The local outages had no major impact on the Internet because New Orleans isn’t a major hub for Internet connectivity. A fiber route from Atlanta to Houston travels north of the city, and experienced only minor problems during Katrina, while a Qwest route through New Orleans serving Internet2 experienced more significant outages.
Some New Orleans providers stayed online using generators, including domain registrar DirectNIC, whose employee weblog documenting conditions in New Orleans attracted widespread media coverage, including live interviews with DirectNIC staff on NBC news channels. Datasync, a hosting provider based in Biloxi, Mississippi, was offline for more than 24 hours on Sept. 1-2, but came back online and has remained available.

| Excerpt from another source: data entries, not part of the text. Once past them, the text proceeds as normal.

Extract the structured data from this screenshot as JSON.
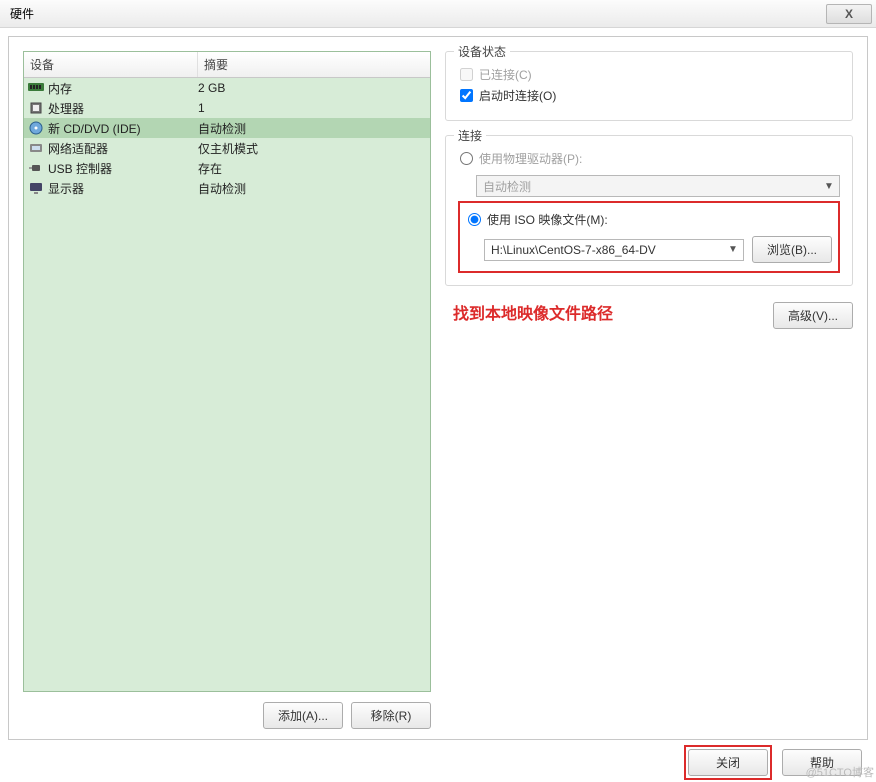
{
  "window": {
    "title": "硬件",
    "close_glyph": "X"
  },
  "table": {
    "header_device": "设备",
    "header_summary": "摘要",
    "rows": [
      {
        "icon": "memory-icon",
        "name": "内存",
        "summary": "2 GB",
        "selected": false
      },
      {
        "icon": "cpu-icon",
        "name": "处理器",
        "summary": "1",
        "selected": false
      },
      {
        "icon": "disc-icon",
        "name": "新 CD/DVD (IDE)",
        "summary": "自动检测",
        "selected": true
      },
      {
        "icon": "network-icon",
        "name": "网络适配器",
        "summary": "仅主机模式",
        "selected": false
      },
      {
        "icon": "usb-icon",
        "name": "USB 控制器",
        "summary": "存在",
        "selected": false
      },
      {
        "icon": "display-icon",
        "name": "显示器",
        "summary": "自动检测",
        "selected": false
      }
    ]
  },
  "buttons": {
    "add": "添加(A)...",
    "remove": "移除(R)",
    "browse": "浏览(B)...",
    "advanced": "高级(V)...",
    "close": "关闭",
    "help": "帮助"
  },
  "status": {
    "legend": "设备状态",
    "connected_label": "已连接(C)",
    "connected_checked": false,
    "connected_enabled": false,
    "connect_at_power_on_label": "启动时连接(O)",
    "connect_at_power_on_checked": true
  },
  "connection": {
    "legend": "连接",
    "physical_label": "使用物理驱动器(P):",
    "physical_selected": false,
    "physical_drive_value": "自动检测",
    "iso_label": "使用 ISO 映像文件(M):",
    "iso_selected": true,
    "iso_path": "H:\\Linux\\CentOS-7-x86_64-DV"
  },
  "annotation": "找到本地映像文件路径",
  "watermark": "@51CTO博客"
}
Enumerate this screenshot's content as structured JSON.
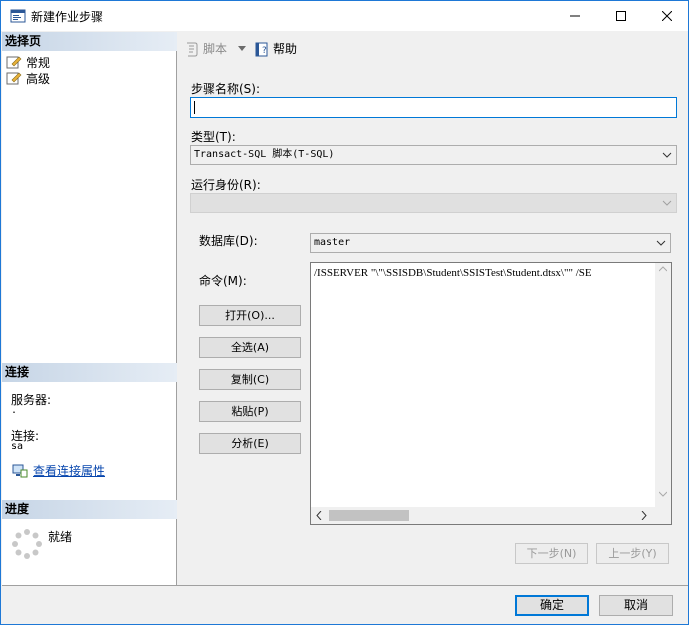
{
  "window": {
    "title": "新建作业步骤"
  },
  "left": {
    "select_page_header": "选择页",
    "pages": [
      {
        "label": "常规"
      },
      {
        "label": "高级"
      }
    ],
    "connection_header": "连接",
    "server_label": "服务器:",
    "server_value": ".",
    "connection_label": "连接:",
    "connection_value": "sa",
    "view_connection_link": "查看连接属性",
    "progress_header": "进度",
    "progress_status": "就绪"
  },
  "toolbar": {
    "script_label": "脚本",
    "help_label": "帮助"
  },
  "form": {
    "step_name_label": "步骤名称(S):",
    "step_name_value": "",
    "type_label": "类型(T):",
    "type_value": "Transact-SQL 脚本(T-SQL)",
    "run_as_label": "运行身份(R):",
    "run_as_value": "",
    "database_label": "数据库(D):",
    "database_value": "master",
    "command_label": "命令(M):",
    "command_value": "/ISSERVER \"\\\"\\SSISDB\\Student\\SSISTest\\Student.dtsx\\\"\" /SE",
    "buttons": {
      "open": "打开(O)...",
      "select_all": "全选(A)",
      "copy": "复制(C)",
      "paste": "粘贴(P)",
      "parse": "分析(E)"
    },
    "next_label": "下一步(N)",
    "prev_label": "上一步(Y)"
  },
  "footer": {
    "ok_label": "确定",
    "cancel_label": "取消"
  },
  "colors": {
    "accent": "#0078d7",
    "section_header": "#c6d5e6",
    "link": "#0645ad"
  }
}
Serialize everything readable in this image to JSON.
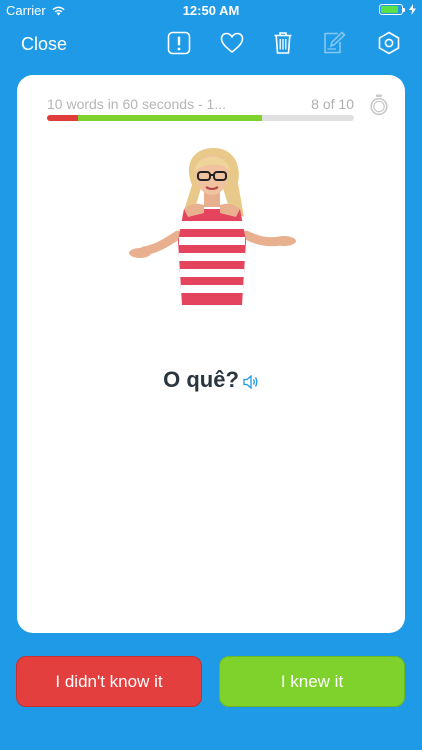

Providers relying on generator power seem to have fared well in refueling, despite the flodding. “Unlike the northeastern blackout of 2003, or Manhattan outages of September 11, 2001, there did not appear to be significant delayed instability as the result of generator failure or fuel exhaustion,” the report noted. “For the most part outages occurred early and remained.”